=== Section Start ===

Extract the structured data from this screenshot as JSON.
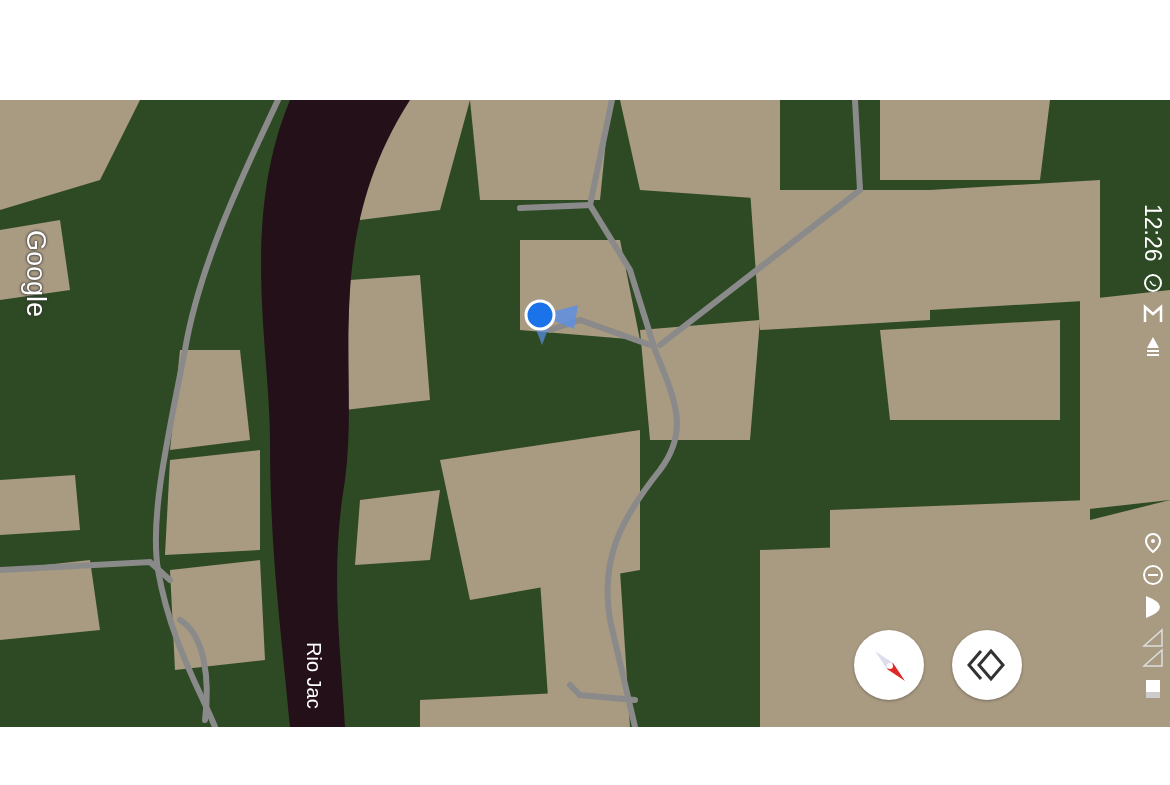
{
  "map": {
    "attribution": "Google",
    "labels": [
      {
        "text": "Rio Jac"
      }
    ]
  },
  "status_bar": {
    "time": "12:26"
  },
  "controls": [
    {
      "kind": "compass"
    },
    {
      "kind": "layers"
    }
  ]
}
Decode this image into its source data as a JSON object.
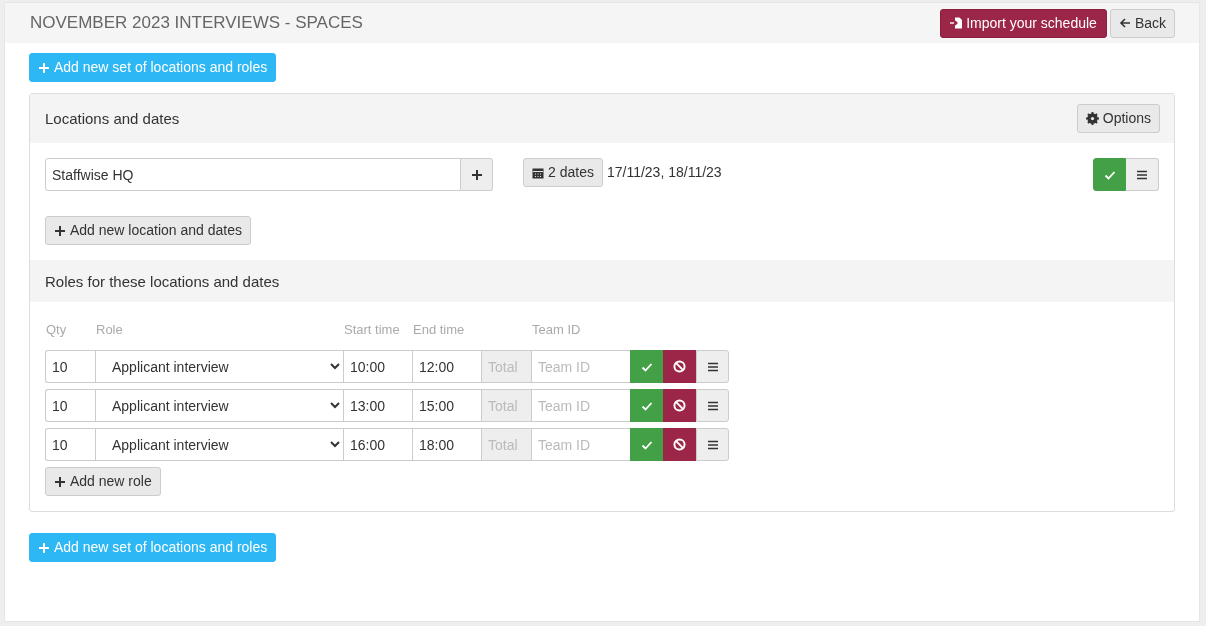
{
  "header": {
    "title": "NOVEMBER 2023 INTERVIEWS - SPACES",
    "import_button": "Import your schedule",
    "back_button": "Back"
  },
  "add_set_top": "Add new set of locations and roles",
  "panel": {
    "title": "Locations and dates",
    "options_button": "Options",
    "locations": [
      {
        "name": "Staffwise HQ",
        "dates_button": "2 dates",
        "dates": "17/11/23, 18/11/23"
      }
    ],
    "add_location_button": "Add new location and dates",
    "roles_title": "Roles for these locations and dates",
    "columns": [
      "Qty",
      "Role",
      "Start time",
      "End time",
      "Team ID"
    ],
    "roles": [
      {
        "qty": "10",
        "role": "Applicant interview",
        "start": "10:00",
        "end": "12:00",
        "total_placeholder": "Total",
        "team_placeholder": "Team ID"
      },
      {
        "qty": "10",
        "role": "Applicant interview",
        "start": "13:00",
        "end": "15:00",
        "total_placeholder": "Total",
        "team_placeholder": "Team ID"
      },
      {
        "qty": "10",
        "role": "Applicant interview",
        "start": "16:00",
        "end": "18:00",
        "total_placeholder": "Total",
        "team_placeholder": "Team ID"
      }
    ],
    "add_role_button": "Add new role"
  },
  "add_set_bottom": "Add new set of locations and roles"
}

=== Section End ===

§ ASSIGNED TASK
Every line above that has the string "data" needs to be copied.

§ TASK RESULT
Extract the structured data from this screenshot as JSON.
Decode this image into its source data as a JSON object.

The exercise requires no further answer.